Not only has the state bar declined to hold Martinez accountable, but judges have repeatedly turned down opportunities to penalize outrageous behavior. In 2005, Martinez compared a Jewish defense lawyer to Adolf Hitler, which the Arizona Court of Appeals described as “reprehensible.” During that same trial, Martinez told the jury that the defendant had covered up past crimes, even though the judge had ruled that information could not be disclosed to the jury. The Court of Appeals called the disclosure “improper.” Still, the case was not overturned and no action was taken against Martinez.

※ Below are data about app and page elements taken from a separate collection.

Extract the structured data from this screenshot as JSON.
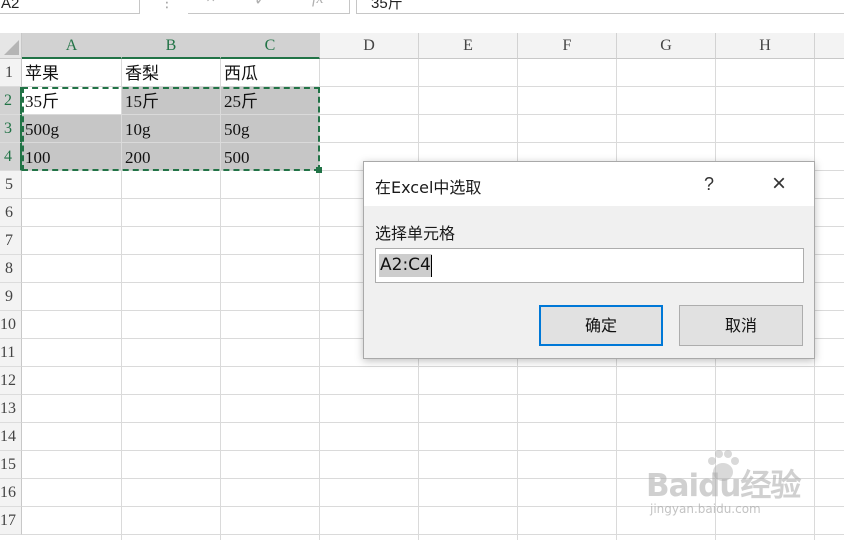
{
  "formula_bar": {
    "name_box": "A2",
    "dots": "⋮",
    "cancel_icon": "×",
    "enter_icon": "✓",
    "fx_icon": "fx",
    "formula_value": "35斤"
  },
  "sheet": {
    "columns": [
      "A",
      "B",
      "C",
      "D",
      "E",
      "F",
      "G",
      "H"
    ],
    "rows": [
      "1",
      "2",
      "3",
      "4",
      "5",
      "6",
      "7",
      "8",
      "9",
      "10",
      "11",
      "12",
      "13",
      "14",
      "15",
      "16",
      "17"
    ],
    "cells": {
      "A1": "苹果",
      "B1": "香梨",
      "C1": "西瓜",
      "A2": "35斤",
      "B2": "15斤",
      "C2": "25斤",
      "A3": "500g",
      "B3": "10g",
      "C3": "50g",
      "A4": "100",
      "B4": "200",
      "C4": "500"
    },
    "selection": "A2:C4",
    "selection_color": "#217346"
  },
  "dialog": {
    "title": "在Excel中选取",
    "help": "?",
    "close": "×",
    "field_label": "选择单元格",
    "range_value": "A2:C4",
    "ok_label": "确定",
    "cancel_label": "取消",
    "accent_color": "#0078d7"
  },
  "watermark": {
    "main": "Baidu经验",
    "sub": "jingyan.baidu.com"
  }
}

Also in 2005, Martinez prosecuted Cory Morris, who was convicted of killing five sex workers and dumping their bodies in an alley. Martinez accused Morris of necrophilia, telling the jury that the defendant “continued to have sex with their bodies until they rotted and fell apart.” There was only one problem—the medical examiner hadn’t concluded any such thing. Yet, the Arizona Supreme Court excused his behavior, concluding that prosecutors have “wide latitude,” and did not overturn Morris’s case.

Even without the state bar and the courts, Martinez is presumably accountable to his office. But his boss, County Attorney Bill Montgomery, has repeatedly swept aside the misconduct allegations. Montgomery has even blamed the recurring complaints against Martinez on the ability of people to file complaints, implying that they are frivolous. Montgomery and his line prosecutors are emphatic about being tough on crime, and adhere to an ethos of harsh consequences. Yet, when it comes to Martinez, that attitude does not seem to apply.

Clark and Adams’s petition is still under consideration, so there remains a chance that Martinez will be held accountable by the state bar. But until then, he continues to be one of the most powerful prosecutors in Arizona—and continues to evade consequences.